If we look forward another 10 years, DARPA officials and competitors think multi-talented robots will continue on the same path as autonomous cars. And we could see them out in the field even sooner. Stentz, whose robot CHIMP placed third in the DRC, said CHIMP could be ready to go into a disaster zone after a single rebuild. Its form and software are already good enough — the robot just needs to be made resistant to radiation and water.
Stentz says that no single component of the robots marks a breakthrough. The real innovation is in the collection of so many abilities into a single system. He sees their descendants responding to all sorts of disasters — whether fires or explosions or mine collapses. They could also find a place in manufacturing plants, where they could quickly adapt to producing new types of items.
Private companies are already taking notice. The highest-profile example is Google, which acquired Boston Dynamics and SCHAFT, the Japanese company behind the robot that won the 2013 DRC trials (and later dropped out of the competition). Google now owns the technology for two of the most capable disaster response robots in the world. It has the money to send them out when the world needs them most, but disaster response is most certainly not its final plan for the technology.
Kennedy’s team has also licensed its Robosimian robot, which placed fifth in the competition, to Motiv Space Systems. The Bay Area company already has plans for a version built for researchers, and is investigating commercial applications.
“Originally conceived for disaster response, RoboSimian is an efficient robotic platform for a wide variety of applications: serving as everything from a service robot, to a reconnaissance scout, to a field technician,” the Motiv website now reads.
At the very least, the competition was an intense course for the world in the current state of robotics. The 45 minutes the robots had to complete the course felt like ages, as they agonized over every single decision. They stared at stairs for minutes at a time and tried 10 different ways to open a door handle. They fell over — lots — and generally convinced the world that the robot uprising is far, far away.
“What this entire competition can do is show the world what practical robotics looks like and allow them to get away from the C3PO version — the robot can do anything — or the Terminator version, where the robot is too scary to let near humanity anyway,” Kennedy said.
To Pratt, that’s the legacy of the DRC. After IHMC Robotics’ robot whisked over the rubble almost effortlessly and prepared to climb the stairs, the crowd hushed, save for an occasional whoop. Everyone wanted the robot to succeed, to accomplish its absolute maximum potential. When it fell, they gasped and remarked on its admirable performance.
“There’s some incredible untapped affinity between people and robots that we saw,” Pratt said at a press conference. “Every time a robot scored a point, the crowd cheered, and they cheered despite the fact that the event was one robot going through eight simple tasks and taking nearly an hour to do it.”
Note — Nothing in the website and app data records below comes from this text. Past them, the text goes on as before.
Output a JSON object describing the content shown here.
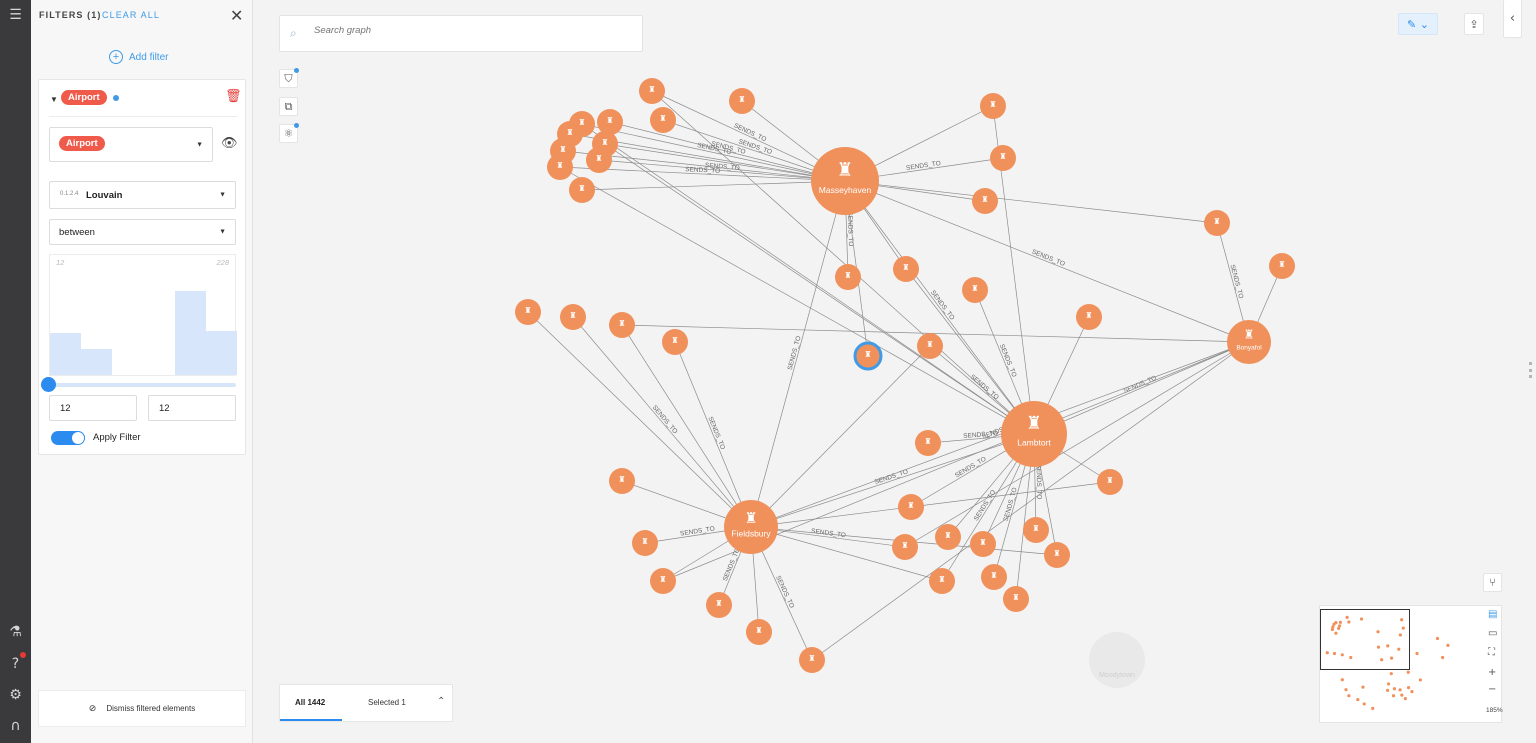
{
  "rail": {
    "icons": [
      "filter-panel-icon",
      "flask-icon",
      "help-icon",
      "settings-icon",
      "logo-icon"
    ]
  },
  "filters": {
    "header": "FILTERS (1)",
    "clear_all": "CLEAR ALL",
    "add_filter": "Add filter",
    "card": {
      "category_pill": "Airport",
      "selected_category": "Airport",
      "property_type": "0.1.2.4",
      "property": "Louvain",
      "operator": "between",
      "hist_min": "12",
      "hist_max": "228",
      "histogram": [
        0.4,
        0.25,
        0,
        0,
        0.8,
        0.42
      ],
      "range_from": "12",
      "range_to": "12",
      "apply_label": "Apply Filter",
      "apply_on": true
    },
    "dismiss": "Dismiss filtered elements"
  },
  "search": {
    "placeholder": "Search graph"
  },
  "tabs": {
    "all": "All 1442",
    "selected": "Selected 1"
  },
  "minimap": {
    "zoom": "185%"
  },
  "graph": {
    "edge_label": "SENDS_TO",
    "node_color": "#f0915c",
    "hubs": [
      "Masseyhaven",
      "Lambtort",
      "Fieldsbury",
      "Bonyafol"
    ],
    "selected_node_color": "#3f9be8",
    "faded_hub": "Moodytown"
  }
}
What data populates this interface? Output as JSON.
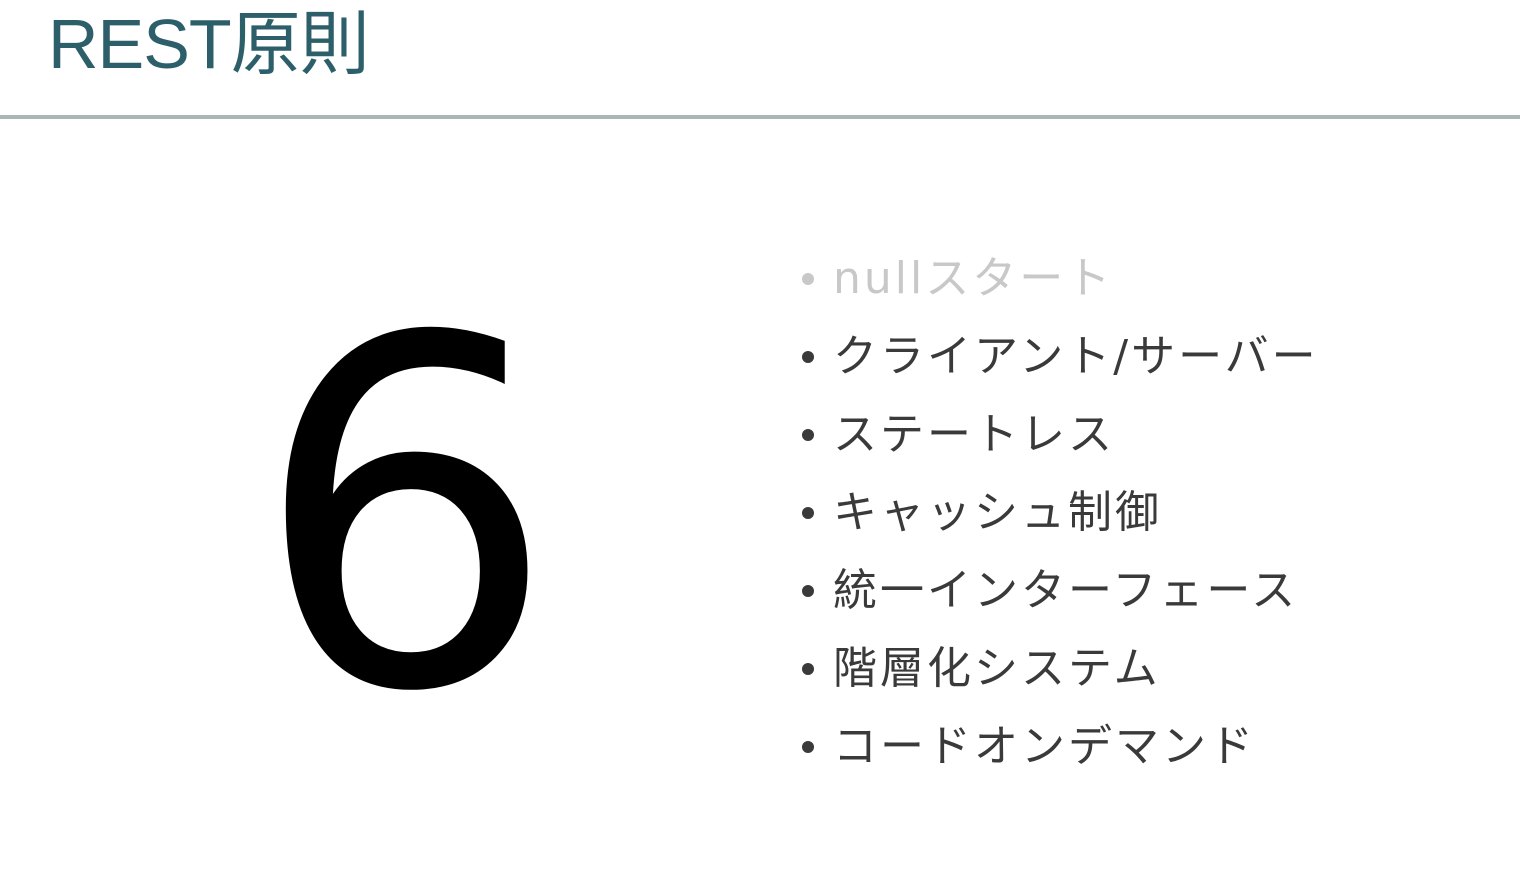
{
  "slide": {
    "title": "REST原則",
    "big_number": "6",
    "title_color": "#2d5f6a",
    "rule_color": "#a9b6b5"
  },
  "principles": [
    {
      "label": "nullスタート",
      "faded": true
    },
    {
      "label": "クライアント/サーバー",
      "faded": false
    },
    {
      "label": "ステートレス",
      "faded": false
    },
    {
      "label": "キャッシュ制御",
      "faded": false
    },
    {
      "label": "統一インターフェース",
      "faded": false
    },
    {
      "label": "階層化システム",
      "faded": false
    },
    {
      "label": "コードオンデマンド",
      "faded": false
    }
  ]
}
With each DARPA competition comes a little bit more exposure to robots, and a little bit more understanding of what they can do and what they can’t. Observers learn that robots can be collaborators — not harbingers of trouble. They are allies.
Are grand challenges the best way to develop robots? Do you agree that robots will be our partners in addressing disasters? Or are you worried that they may become the disasters? We invite you to continue the conversation by responding below.